Coastal Restoration Trust of New Zealand

Coastal Dune Ecosystem Reference Database

Development of bioindicators for the assimilation of terrestrial nutrient inputs in coastal ecosystems as a tool for watershed management Technical Report

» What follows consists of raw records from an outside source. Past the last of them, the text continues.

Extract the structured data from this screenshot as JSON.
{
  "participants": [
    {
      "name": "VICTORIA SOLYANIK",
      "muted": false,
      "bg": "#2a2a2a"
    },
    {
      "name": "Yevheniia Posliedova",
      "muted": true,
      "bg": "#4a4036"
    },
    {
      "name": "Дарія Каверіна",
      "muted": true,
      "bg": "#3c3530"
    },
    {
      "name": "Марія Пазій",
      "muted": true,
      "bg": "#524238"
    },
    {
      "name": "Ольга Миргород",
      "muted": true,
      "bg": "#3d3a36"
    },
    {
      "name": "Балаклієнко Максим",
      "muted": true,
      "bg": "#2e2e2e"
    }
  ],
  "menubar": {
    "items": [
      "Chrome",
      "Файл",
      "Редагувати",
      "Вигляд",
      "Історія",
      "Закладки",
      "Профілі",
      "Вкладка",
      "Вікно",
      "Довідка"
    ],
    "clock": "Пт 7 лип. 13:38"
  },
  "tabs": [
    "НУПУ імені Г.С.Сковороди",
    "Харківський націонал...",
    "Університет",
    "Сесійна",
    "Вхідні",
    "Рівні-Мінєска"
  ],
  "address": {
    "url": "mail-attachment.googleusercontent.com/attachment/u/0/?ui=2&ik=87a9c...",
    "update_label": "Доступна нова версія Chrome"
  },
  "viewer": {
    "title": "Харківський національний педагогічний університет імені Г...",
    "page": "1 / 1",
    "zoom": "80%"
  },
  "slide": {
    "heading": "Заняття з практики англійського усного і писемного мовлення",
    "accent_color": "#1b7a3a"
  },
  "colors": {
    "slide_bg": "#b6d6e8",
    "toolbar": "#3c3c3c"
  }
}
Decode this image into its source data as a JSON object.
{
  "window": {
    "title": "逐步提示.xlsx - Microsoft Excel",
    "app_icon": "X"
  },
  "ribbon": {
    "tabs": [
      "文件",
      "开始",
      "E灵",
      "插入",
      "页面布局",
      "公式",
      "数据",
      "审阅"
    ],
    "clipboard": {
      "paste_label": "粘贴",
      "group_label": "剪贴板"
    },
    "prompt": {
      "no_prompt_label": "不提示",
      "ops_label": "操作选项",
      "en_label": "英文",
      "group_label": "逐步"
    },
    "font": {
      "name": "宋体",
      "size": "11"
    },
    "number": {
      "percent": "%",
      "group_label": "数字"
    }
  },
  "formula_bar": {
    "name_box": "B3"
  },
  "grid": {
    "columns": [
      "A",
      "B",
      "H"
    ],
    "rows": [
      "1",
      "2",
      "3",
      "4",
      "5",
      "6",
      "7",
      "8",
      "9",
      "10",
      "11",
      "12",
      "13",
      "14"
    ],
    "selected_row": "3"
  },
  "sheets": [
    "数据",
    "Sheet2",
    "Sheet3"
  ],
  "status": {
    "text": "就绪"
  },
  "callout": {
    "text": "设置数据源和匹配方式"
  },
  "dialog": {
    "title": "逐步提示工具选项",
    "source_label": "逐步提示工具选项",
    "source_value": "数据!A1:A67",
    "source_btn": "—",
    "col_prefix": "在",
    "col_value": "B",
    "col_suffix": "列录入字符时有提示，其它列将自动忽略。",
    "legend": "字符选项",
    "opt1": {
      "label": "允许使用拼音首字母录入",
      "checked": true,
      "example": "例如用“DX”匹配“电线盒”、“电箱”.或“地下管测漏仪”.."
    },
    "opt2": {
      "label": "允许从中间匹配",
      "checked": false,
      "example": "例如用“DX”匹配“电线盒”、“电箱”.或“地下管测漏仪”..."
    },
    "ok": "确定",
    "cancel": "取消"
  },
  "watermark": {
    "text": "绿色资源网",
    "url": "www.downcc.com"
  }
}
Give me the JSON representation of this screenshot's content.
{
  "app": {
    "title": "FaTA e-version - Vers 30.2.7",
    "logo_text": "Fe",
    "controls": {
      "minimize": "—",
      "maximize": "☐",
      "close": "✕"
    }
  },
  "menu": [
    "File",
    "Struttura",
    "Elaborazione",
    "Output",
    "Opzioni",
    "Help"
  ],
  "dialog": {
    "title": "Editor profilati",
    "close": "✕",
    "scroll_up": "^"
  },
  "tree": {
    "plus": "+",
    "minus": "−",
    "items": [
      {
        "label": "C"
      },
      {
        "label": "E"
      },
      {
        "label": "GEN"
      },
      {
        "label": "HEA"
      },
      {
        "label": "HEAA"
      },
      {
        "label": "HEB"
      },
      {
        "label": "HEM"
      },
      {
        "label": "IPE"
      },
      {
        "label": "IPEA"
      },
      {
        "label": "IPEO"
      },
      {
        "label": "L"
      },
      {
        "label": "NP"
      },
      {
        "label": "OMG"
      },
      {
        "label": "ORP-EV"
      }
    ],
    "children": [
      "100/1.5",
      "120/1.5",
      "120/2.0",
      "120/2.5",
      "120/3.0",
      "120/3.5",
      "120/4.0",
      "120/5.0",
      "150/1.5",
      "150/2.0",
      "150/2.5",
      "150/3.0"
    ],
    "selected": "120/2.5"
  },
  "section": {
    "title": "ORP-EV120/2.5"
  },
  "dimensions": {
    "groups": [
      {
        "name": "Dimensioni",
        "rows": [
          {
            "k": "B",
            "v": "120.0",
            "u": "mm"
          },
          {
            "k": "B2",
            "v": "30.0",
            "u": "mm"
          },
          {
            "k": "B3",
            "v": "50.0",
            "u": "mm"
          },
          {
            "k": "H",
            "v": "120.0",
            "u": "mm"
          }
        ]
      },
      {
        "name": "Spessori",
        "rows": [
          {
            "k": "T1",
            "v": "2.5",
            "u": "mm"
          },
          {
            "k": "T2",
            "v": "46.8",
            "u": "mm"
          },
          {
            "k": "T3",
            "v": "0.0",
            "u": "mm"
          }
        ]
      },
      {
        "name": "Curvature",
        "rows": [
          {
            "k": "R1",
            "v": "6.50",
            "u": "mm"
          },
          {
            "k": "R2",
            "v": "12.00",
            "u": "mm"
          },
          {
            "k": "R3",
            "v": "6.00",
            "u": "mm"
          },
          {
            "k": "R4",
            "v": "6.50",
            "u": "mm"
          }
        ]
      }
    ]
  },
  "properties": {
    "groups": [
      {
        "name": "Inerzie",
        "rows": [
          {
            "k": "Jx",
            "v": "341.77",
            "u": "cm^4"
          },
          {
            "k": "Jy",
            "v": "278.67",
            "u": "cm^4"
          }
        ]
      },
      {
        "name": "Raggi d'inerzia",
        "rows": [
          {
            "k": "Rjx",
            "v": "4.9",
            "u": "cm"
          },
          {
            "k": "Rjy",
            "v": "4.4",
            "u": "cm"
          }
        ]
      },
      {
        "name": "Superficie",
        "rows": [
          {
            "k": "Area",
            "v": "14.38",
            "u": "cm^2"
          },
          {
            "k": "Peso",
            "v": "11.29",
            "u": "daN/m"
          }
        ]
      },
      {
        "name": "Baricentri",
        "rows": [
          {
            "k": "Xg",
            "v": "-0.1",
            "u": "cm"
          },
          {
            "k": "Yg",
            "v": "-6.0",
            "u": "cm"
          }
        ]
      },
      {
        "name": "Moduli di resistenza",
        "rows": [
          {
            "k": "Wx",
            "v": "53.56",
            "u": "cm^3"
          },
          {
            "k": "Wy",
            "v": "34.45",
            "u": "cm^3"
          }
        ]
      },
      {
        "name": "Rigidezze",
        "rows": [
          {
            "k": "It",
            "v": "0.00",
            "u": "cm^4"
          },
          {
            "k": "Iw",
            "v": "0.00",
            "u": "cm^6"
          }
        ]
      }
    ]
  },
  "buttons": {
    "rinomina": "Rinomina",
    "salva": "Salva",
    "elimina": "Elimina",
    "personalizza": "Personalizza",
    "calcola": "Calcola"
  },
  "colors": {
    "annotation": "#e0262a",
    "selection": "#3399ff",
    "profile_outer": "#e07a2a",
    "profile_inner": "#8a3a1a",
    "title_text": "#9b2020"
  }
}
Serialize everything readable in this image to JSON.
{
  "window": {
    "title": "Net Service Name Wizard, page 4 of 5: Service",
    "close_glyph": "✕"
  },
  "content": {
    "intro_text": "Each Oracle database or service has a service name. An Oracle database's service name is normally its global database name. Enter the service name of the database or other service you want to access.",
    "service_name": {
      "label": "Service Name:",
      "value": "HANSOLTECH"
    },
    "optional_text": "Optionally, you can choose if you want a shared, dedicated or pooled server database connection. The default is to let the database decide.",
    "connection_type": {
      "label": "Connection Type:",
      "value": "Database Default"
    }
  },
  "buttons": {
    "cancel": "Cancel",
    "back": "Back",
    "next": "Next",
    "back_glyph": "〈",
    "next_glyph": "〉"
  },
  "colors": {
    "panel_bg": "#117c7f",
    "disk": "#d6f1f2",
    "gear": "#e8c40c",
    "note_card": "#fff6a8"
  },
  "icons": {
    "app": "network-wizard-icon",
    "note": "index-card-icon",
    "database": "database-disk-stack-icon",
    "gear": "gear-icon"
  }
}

Savage, C.
Journal / Source
New Zealand Aquatic Environment and Biodiversity Report
Publisher / Organisation
Department of Marine Science, University of Otago
Tsunami, inundation modelling, land use planning, risk-based approach, uncertainty, mapping, pre-event recovery.
This report provides guidance to land use planners and decision makers on how tsunami inundation modelling can be included into land use planning. After a brief overview of tsunami basics, Figure 6 presents a decision tree for including tsunami risk into land use planning, and forms the basis for this report. The purpose of this figure is to lead the decision maker through a process of tsunami modelling, risk assessment, review of data quality and inclusion into Land Information Memorandums (LIMs), emergency management, and land use planning. Guidance on tsunami modelling levels for evacuation purposes is already available. To ensure consistency with this approach, the recommended modelling levels for land use planning are based on the same approach. Level 1 modelling is not recommended for land use planning purposes; Level 2 modelling is recommended for inclusion into LIMs and emergency management readiness; and Levels 3 and 4 are also recommended for land use planning purposes. Pre-event recovery planning for land use is also recommended for areas already developed. Options are provided on how the Level 3 and 4 modelling can be incorporated into land use planning. We also discuss managing uncertainty, including one potential solution for mapping tsunami inundation zones that acknowledges scientific uncertainty. Three planning approaches are available, and can be used in combination: risk-based approach, precautionary approach, and participatory approach. An adaptive three-step risk-based approach is outlined, which involves determining severity of consequences; evaluating the likelihood of an event occurring relevant to the consequences; then the resource consent activity status is determined based on quantifying levels of risk. Resource consents become more restrictive as the consequences increase. Regulatory and non-regulatory options for including tsunami risk into land use planning are outlined.